Aug. 1, 2009
By Kim Ablon Whitney
I recently was asked to be one of the six judges for the Washington Equitation Classic at the Washington International Horse Show. In addition to being honored to judge such a prestigious class at one of our country’s top indoor horse shows, I’m especially excited because of the format of the judging for the class. The six judges sit in pairs, with each “team” producing a numerical score for each round.
I’m also looking forward to judging the Rhode Island Medal Finals, another Final where I’ll be working as a team with another judge.
When two judges work together, both study each round and then sometimes during, but more often afterwards, discuss the merits and drawbacks of the performance.
The expression “two heads are better than one” is never more relevant than in this scenario. It’s ideal to talk over the nuances and to dissect any issues that arise. Usually the judges agree and easily decide upon a score. If one judge throws out an 85 and the other judge suggests an 81, we typically settle on an 83.
If there was an issue that arose on course—a quick stutter step off the ground that one judge saw at one jump, for example—there is another pair of eyes who can either say, “yes, I saw that too,” or “nope, didn’t happen.”
Only very rarely do judges who don’t see eye-to-eye sit together. Most judges are not that far apart in their opinions and show managers also are smart in choosing their teams of judges. Every judge has a reputation for his/her style, temperament, and likes/dislikes and good show managers don’t put “oil and water” on the same judging team!
So… shouldn’t all classes have two judges, you might ask? Well, no. While it’s wonderful to judge with another judge for the big classes or big shows*, for smaller classes it’s often nicer to “just be in your own head.”
When there is an extra judge around for a ring of smaller classes what works well is for the two judges to alternate the classes in a division. For example, one judge takes the first children’s hunter class and the other judge the second children’s hunter class. This gives both judges a break and keeps the judging fresh. The fewer classes you have to judge, the sharper you are as a judge.
For A-rated sections at AA shows, judges can also choose whether to do the classes as a team, or alternate. If given a preference, I typically prefer doing it together, and if I were competing that’s what I’d want the judges to do too.
*In A-rated sections of AA competitions, the rule is that a minimum of two judges must officiate.
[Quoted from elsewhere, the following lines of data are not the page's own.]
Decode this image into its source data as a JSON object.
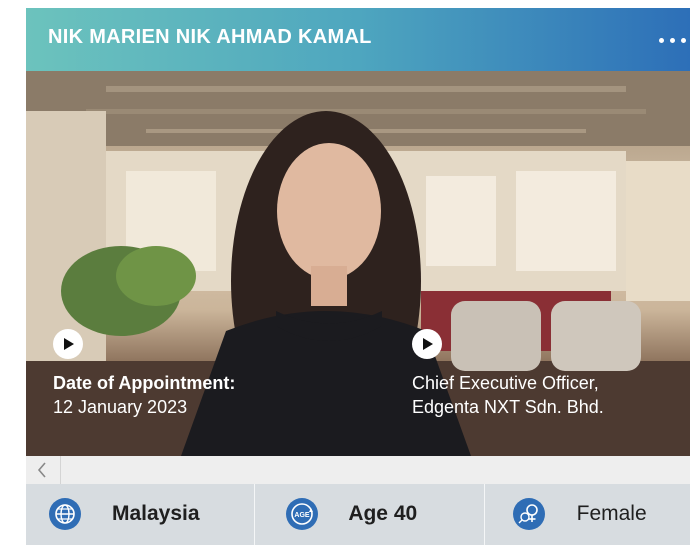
{
  "profile": {
    "name": "NIK MARIEN NIK AHMAD KAMAL",
    "more_icon": "more-dots-icon",
    "appointment_label": "Date of Appointment:",
    "appointment_date": "12 January 2023",
    "position_line1": "Chief Executive Officer,",
    "position_line2": "Edgenta NXT Sdn. Bhd."
  },
  "scrollbar": {
    "left_icon": "chevron-left-icon"
  },
  "facts": [
    {
      "icon": "globe-icon",
      "label": "Malaysia"
    },
    {
      "icon": "age-icon",
      "icon_text": "AGE",
      "label": "Age 40"
    },
    {
      "icon": "gender-icon",
      "label": "Female"
    }
  ],
  "colors": {
    "header_start": "#6cc3bd",
    "header_end": "#2d6fb8",
    "icon_blue": "#2f6db5",
    "footer_bg": "#d7dce0"
  }
}
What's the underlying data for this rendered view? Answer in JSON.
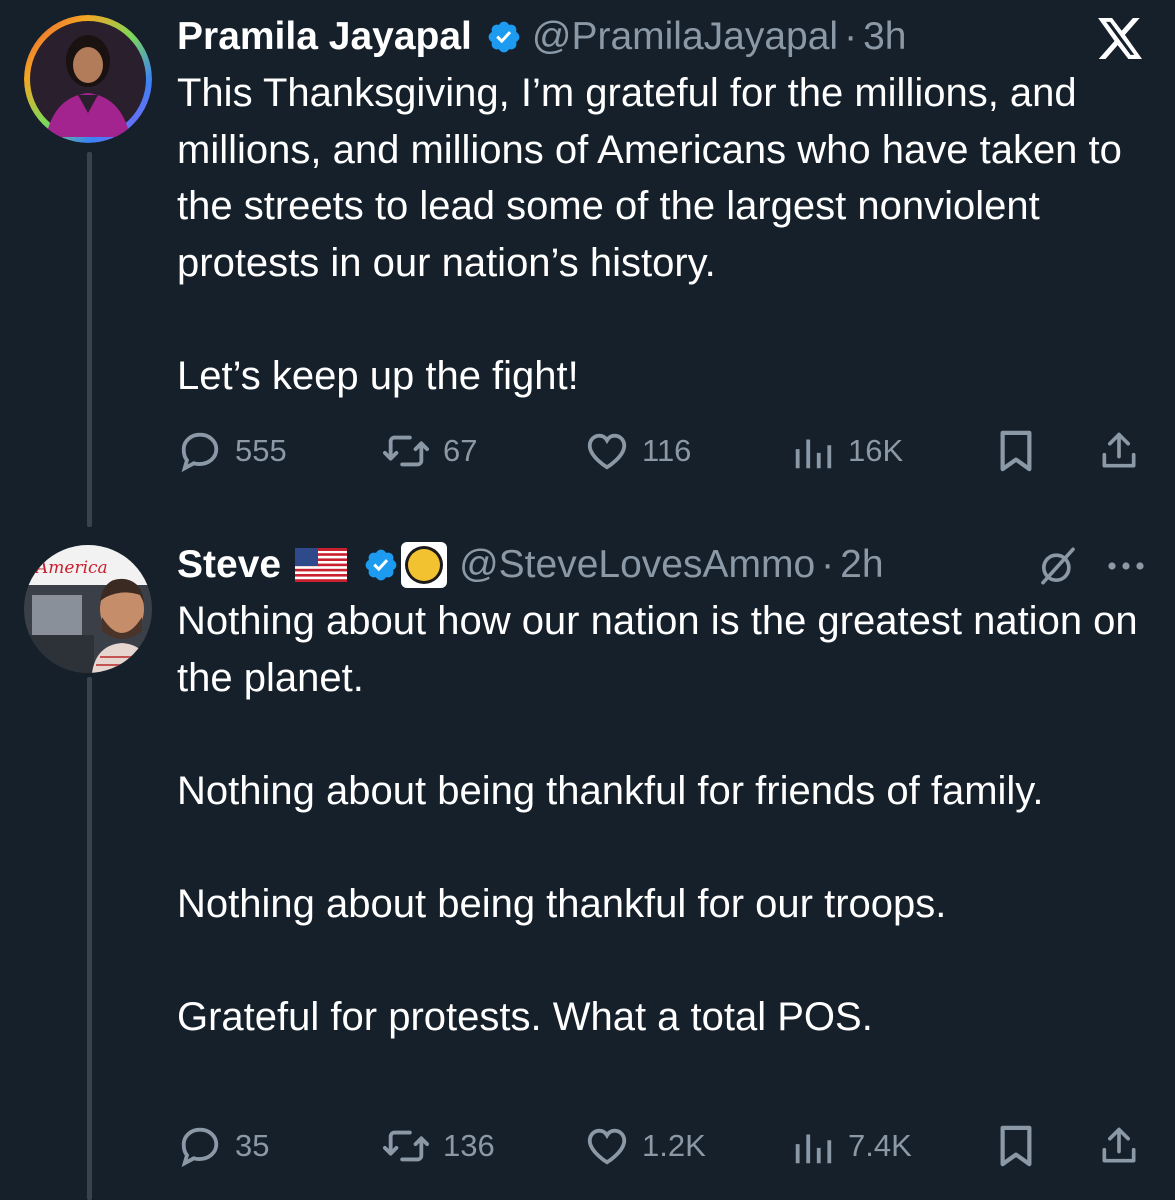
{
  "colors": {
    "background": "#15202b",
    "text_primary": "#ffffff",
    "text_secondary": "#8b98a5",
    "verified_blue": "#1d9bf0",
    "thread_line": "#38444d"
  },
  "tweets": [
    {
      "author_name": "Pramila Jayapal",
      "handle": "@PramilaJayapal",
      "separator": "·",
      "time": "3h",
      "verified": true,
      "top_right_icon": "x-logo-icon",
      "paragraphs": [
        "This Thanksgiving, I’m grateful for the millions, and millions, and millions of Americans who have taken to the streets to lead some of the largest nonviolent protests in our nation’s history.",
        "Let’s keep up the fight!"
      ],
      "stats": {
        "replies": "555",
        "reposts": "67",
        "likes": "116",
        "views": "16K"
      }
    },
    {
      "author_name": "Steve",
      "name_emoji": "us-flag-icon",
      "handle": "@SteveLovesAmmo",
      "separator": "·",
      "time": "2h",
      "verified": true,
      "affiliate_badge": "gold-circle-badge-icon",
      "top_right_icon": "grok-icon",
      "more_icon": "more-options-icon",
      "paragraphs": [
        "Nothing about how our nation is the greatest nation on the planet.",
        "Nothing about being thankful for friends of family.",
        "Nothing about being thankful for our troops.",
        "Grateful for protests. What a total POS."
      ],
      "stats": {
        "replies": "35",
        "reposts": "136",
        "likes": "1.2K",
        "views": "7.4K"
      }
    }
  ]
}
Those two judges can judge the classes together or separately. One judge, however, can not judge more than 60\% of the classes in a division.